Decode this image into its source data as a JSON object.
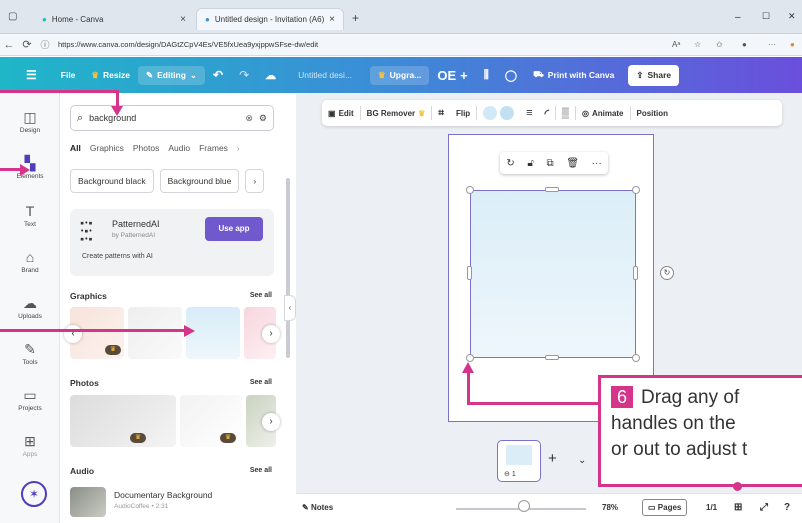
{
  "browser": {
    "tabs": [
      {
        "label": "Home - Canva"
      },
      {
        "label": "Untitled design - Invitation (A6)"
      }
    ],
    "url": "https://www.canva.com/design/DAGtZCpV4Es/VE5fxUea9yxjppwSFse-dw/edit",
    "window_controls": {
      "min": "–",
      "max": "☐",
      "close": "✕"
    }
  },
  "toolbar": {
    "file": "File",
    "resize": "Resize",
    "editing": "Editing",
    "title": "Untitled desi...",
    "upgrade": "Upgra...",
    "avatar": "OE",
    "print": "Print with Canva",
    "share": "Share"
  },
  "rail": [
    {
      "label": "Design",
      "icon": "layout-icon"
    },
    {
      "label": "Elements",
      "icon": "elements-icon"
    },
    {
      "label": "Text",
      "icon": "text-icon"
    },
    {
      "label": "Brand",
      "icon": "brand-icon"
    },
    {
      "label": "Uploads",
      "icon": "upload-icon"
    },
    {
      "label": "Tools",
      "icon": "tools-icon"
    },
    {
      "label": "Projects",
      "icon": "folder-icon"
    },
    {
      "label": "Apps",
      "icon": "apps-icon"
    }
  ],
  "panel": {
    "search_value": "background",
    "tabs": [
      "All",
      "Graphics",
      "Photos",
      "Audio",
      "Frames"
    ],
    "chips": [
      "Background black",
      "Background blue"
    ],
    "promo": {
      "name": "PatternedAI",
      "by": "by PatternedAI",
      "desc": "Create patterns with AI",
      "button": "Use app"
    },
    "graphics_heading": "Graphics",
    "photos_heading": "Photos",
    "audio_heading": "Audio",
    "see_all": "See all",
    "audio_item": {
      "title": "Documentary Background",
      "meta": "AudioCoffee • 2:31"
    }
  },
  "context_toolbar": {
    "edit": "Edit",
    "bg_remover": "BG Remover",
    "flip": "Flip",
    "animate": "Animate",
    "position": "Position"
  },
  "bottom": {
    "notes": "Notes",
    "zoom": "78%",
    "pages": "Pages",
    "page_count": "1/1",
    "thumb_number": "1"
  },
  "callout": {
    "number": "6",
    "lines": [
      "Drag any of",
      "handles on the",
      "or out to adjust t"
    ]
  },
  "colors": {
    "accent": "#d6338a",
    "selection": "#7b73c9",
    "canva_purple": "#4d3fb8"
  }
}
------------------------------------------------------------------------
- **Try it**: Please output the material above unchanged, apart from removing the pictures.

- **Expected output**:
Decode this image into its source data as a JSON object.
{
  "browser": {
    "tabs": [
      {
        "label": "Home - Canva"
      },
      {
        "label": "Untitled design - Invitation (A6)"
      }
    ],
    "url": "https://www.canva.com/design/DAGtZCpV4Es/VE5fxUea9yxjppwSFse-dw/edit",
    "window_controls": {
      "min": "–",
      "max": "☐",
      "close": "✕"
    }
  },
  "toolbar": {
    "file": "File",
    "resize": "Resize",
    "editing": "Editing",
    "title": "Untitled desi...",
    "upgrade": "Upgra...",
    "avatar": "OE",
    "print": "Print with Canva",
    "share": "Share"
  },
  "rail": [
    {
      "label": "Design",
      "icon": "layout-icon"
    },
    {
      "label": "Elements",
      "icon": "elements-icon"
    },
    {
      "label": "Text",
      "icon": "text-icon"
    },
    {
      "label": "Brand",
      "icon": "brand-icon"
    },
    {
      "label": "Uploads",
      "icon": "upload-icon"
    },
    {
      "label": "Tools",
      "icon": "tools-icon"
    },
    {
      "label": "Projects",
      "icon": "folder-icon"
    },
    {
      "label": "Apps",
      "icon": "apps-icon"
    }
  ],
  "panel": {
    "search_value": "background",
    "tabs": [
      "All",
      "Graphics",
      "Photos",
      "Audio",
      "Frames"
    ],
    "chips": [
      "Background black",
      "Background blue"
    ],
    "promo": {
      "name": "PatternedAI",
      "by": "by PatternedAI",
      "desc": "Create patterns with AI",
      "button": "Use app"
    },
    "graphics_heading": "Graphics",
    "photos_heading": "Photos",
    "audio_heading": "Audio",
    "see_all": "See all",
    "audio_item": {
      "title": "Documentary Background",
      "meta": "AudioCoffee • 2:31"
    }
  },
  "context_toolbar": {
    "edit": "Edit",
    "bg_remover": "BG Remover",
    "flip": "Flip",
    "animate": "Animate",
    "position": "Position"
  },
  "bottom": {
    "notes": "Notes",
    "zoom": "78%",
    "pages": "Pages",
    "page_count": "1/1",
    "thumb_number": "1"
  },
  "callout": {
    "number": "6",
    "lines": [
      "Drag any of",
      "handles on the",
      "or out to adjust t"
    ]
  },
  "colors": {
    "accent": "#d6338a",
    "selection": "#7b73c9",
    "canva_purple": "#4d3fb8"
  }
}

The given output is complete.